Find below the iron ore price table for May 15, 2013: Rebar futures also sold off sharply. Looks like we’re headed for a test of $120 “price floor” and charts would suggest $110 is the next support level. Iron ore got some good news from analysts yesterday when Morgan Stanley argued that ore will remain
Find below the iron ore price table for May 14, 2013: Looks like we’re going to test $120. I’m still not overly bearish. All of that Chinese credit growth has to support something! In news today, the Australian Budget is slowly coming to terms with reality. From the AFR: It may be this year’s single
I noted this morning that Indian sourced iron ore inventories at Chinese ports appear to rising again. There is further news flow suggesting India may be set to resume substantial exports by December. From the Business Standard: NEW DELHI (Reuters) – Goa expects court approval to resume by year-end the production and export of iron ore
Find below the iron ore price table for May 13, 2013: Rebar futures were up slightly. Chinese port stocks edged up again last week to 75.6 million tonnes. Indian source stocks rose again also, up to 18 million tonnes. Whatever the cause, some Indian iron ore appears to be seeping back into the market.
Find below the iron ore price table from May 10, 2013: Not much movement, clearly. Last week I didn’t bother reporting on BHP statements that it expects iron ore to fall. After all these were not new. But some new detail of the giant’s comments is available and is interesting: BHP on Wednesday confirmed
Jeez. What a dreadful state the AFR is in. Its iron ore coverage today is as ignominious as it is wrong. First up, the obsequious “Boss” magazine, whose primary role is to myth-make around CEOs as Nietzschean ubermensch, does a spectacular lipstick job under the title of “How Nev Power saved Fortescue”: NEV POWER should have
Find below the iron ore price table for May 9, 2013: Rebar futures were down slightly. In news, the WSJ reports that Indian iron ore will remain offline for the foreseeable future: India was once the primary source of spot-market iron ore for China, the world’s largest consumer. But its share started to decline 18
From the AFR comes news that London fund managers are pressuring Rio: The so-called “360” project entails the approval of up to $US5 billion of spending on new mines needed to match port and rail capacity improvements that have already been approved. It would lift Rio’s annual production by 70 million tonnes from the 290 million tonne capacity
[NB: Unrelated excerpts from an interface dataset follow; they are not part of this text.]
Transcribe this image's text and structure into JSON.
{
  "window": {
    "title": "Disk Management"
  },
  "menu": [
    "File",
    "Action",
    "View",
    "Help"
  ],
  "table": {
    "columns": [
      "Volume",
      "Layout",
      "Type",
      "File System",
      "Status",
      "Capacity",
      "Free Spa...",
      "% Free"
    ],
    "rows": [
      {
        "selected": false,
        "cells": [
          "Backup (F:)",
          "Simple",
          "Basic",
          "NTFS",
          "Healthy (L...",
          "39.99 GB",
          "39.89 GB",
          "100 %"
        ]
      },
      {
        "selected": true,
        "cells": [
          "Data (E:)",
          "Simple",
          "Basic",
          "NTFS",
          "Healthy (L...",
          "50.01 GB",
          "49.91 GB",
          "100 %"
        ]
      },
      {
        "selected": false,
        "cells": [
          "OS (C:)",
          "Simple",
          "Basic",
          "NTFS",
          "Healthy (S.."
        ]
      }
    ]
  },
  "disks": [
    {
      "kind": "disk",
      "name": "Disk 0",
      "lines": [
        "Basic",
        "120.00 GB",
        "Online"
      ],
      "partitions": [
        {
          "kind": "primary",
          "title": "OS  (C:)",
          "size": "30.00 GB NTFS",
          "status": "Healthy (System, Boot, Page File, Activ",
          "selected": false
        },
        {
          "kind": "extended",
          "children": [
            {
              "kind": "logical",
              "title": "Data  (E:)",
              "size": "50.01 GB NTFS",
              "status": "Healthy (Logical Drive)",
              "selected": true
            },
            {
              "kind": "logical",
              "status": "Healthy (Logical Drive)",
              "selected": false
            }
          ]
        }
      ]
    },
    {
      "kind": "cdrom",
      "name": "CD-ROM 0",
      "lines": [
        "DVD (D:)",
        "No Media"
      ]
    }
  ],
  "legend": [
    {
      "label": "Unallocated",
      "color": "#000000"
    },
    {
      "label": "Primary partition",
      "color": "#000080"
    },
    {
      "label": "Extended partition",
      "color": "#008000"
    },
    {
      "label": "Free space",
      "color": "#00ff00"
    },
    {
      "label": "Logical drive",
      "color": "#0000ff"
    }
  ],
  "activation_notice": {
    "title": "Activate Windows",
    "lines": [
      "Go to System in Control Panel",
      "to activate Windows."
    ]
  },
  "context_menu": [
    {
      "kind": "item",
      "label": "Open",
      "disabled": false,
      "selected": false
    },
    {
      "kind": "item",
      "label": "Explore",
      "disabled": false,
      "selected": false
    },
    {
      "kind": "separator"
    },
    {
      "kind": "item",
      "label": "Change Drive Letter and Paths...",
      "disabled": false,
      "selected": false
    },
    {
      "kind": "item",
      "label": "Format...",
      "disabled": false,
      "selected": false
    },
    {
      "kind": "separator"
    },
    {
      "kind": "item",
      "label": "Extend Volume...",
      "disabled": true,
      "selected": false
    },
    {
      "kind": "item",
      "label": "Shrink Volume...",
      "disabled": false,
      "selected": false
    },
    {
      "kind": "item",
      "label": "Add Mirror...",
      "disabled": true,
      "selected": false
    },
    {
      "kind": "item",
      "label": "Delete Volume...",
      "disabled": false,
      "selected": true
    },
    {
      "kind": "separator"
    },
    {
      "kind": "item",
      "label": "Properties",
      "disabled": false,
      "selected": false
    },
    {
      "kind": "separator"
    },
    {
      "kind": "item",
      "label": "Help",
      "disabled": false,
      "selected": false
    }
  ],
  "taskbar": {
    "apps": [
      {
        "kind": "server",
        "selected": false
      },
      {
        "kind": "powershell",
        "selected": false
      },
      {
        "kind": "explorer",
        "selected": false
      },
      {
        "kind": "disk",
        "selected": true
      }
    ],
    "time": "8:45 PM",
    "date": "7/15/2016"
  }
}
Find below the iron ore price table for May 8, 2103:
Find below the iron ore price table for May 6, 2013: And the charts. For spot: 12 month swaps: So, we have a bounce but it so far failed to undo the technical damage to charts enough to conclude last week’s plunge was a false break. Rebar average: And rebar futures: It looks to me
Find below the iron ore price table for May 3, 2013:
Find below the China steel PMI for April courtesy of Bloomberg: After the wild fluctuations of the past few months, stability certainly suggests that restocking cycles are done. However, there is nothing terribly exciting in the figures. Output, new orders, new export export orders are all still falling. In better news, inventories have started to